The former Harvard president focused on how humility is a prerequisite for becoming educated. She said the late Bryn Mawr College president, Miss Katharine McBride, taught her that humility should be a permanent commitment and condition because knowledge is itself endless.
Education, in its very essence, is about hope and the future, Faust said. “Dedicating oneself to a lifelong process of learning is to be an idealist, to reject despair, to embrace the future.”
Faust said humility is the opposite of narcissism and self-absorption. This means education is more than just knowing about oneself, she said. Education requires people to look beyond their own experiences and to see life in a broader context.
It is easy to judge the actions of those in the past while justifying one’s own actions and choices, she said.

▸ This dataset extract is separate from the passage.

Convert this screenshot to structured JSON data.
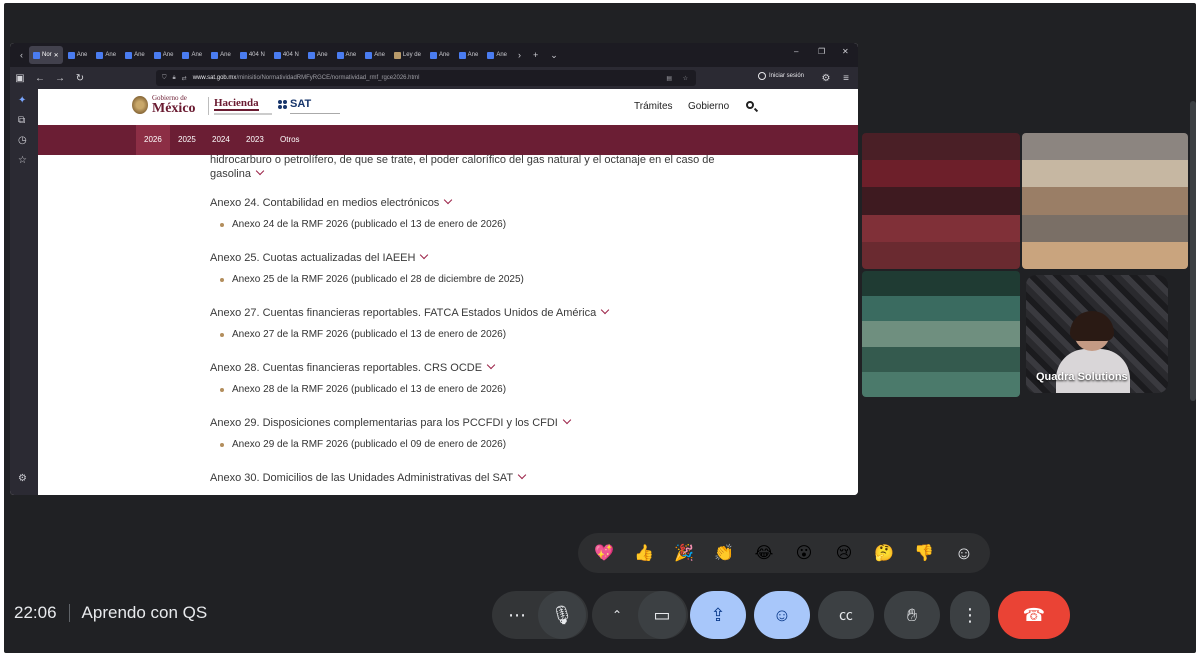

“History humbles us by revealing our capacity to victimize, but in that revelation, it equips us with the possibility of resisting those instincts and perhaps even overcoming them,” Faust said.
Learning from history has helped Faust to see her own experiences in a new light. She said she is not done, however, because education is not a destination. Instead, education is a process and a vocation, a work in progress.
There are many ways and means of becoming educated, Faust said. Every field offered at BYU can help students develop a new perspective on their lives and experiences. She said this is only possible if they open themselves to examining their foundations to understand them in a different light.
Humility is also about sharing what one has learned, Faust said. “Humbled by our good fortune, we should do whatever we can to share it. Though we continue to pursue it for our whole lives, we should never take our education for granted.”
Just as humility is a foundation for education, so education reinforces that humility, Faust said. A deepened humility enables people to see more clearly and act upon that clarity.
Students at BYU have been blessed with an education, but there are many who do not have this opportunity, Faust said. “Education ought to be a right, but in too many instances, in too many places in the world it remains a privilege.”
Faust said BYU students should be committed to being educated well. That means seeking to broaden their knowledge with humility to open the widest possibilities for knowledge. With this comes hope, which can enable students to contribute to a better future for all the world.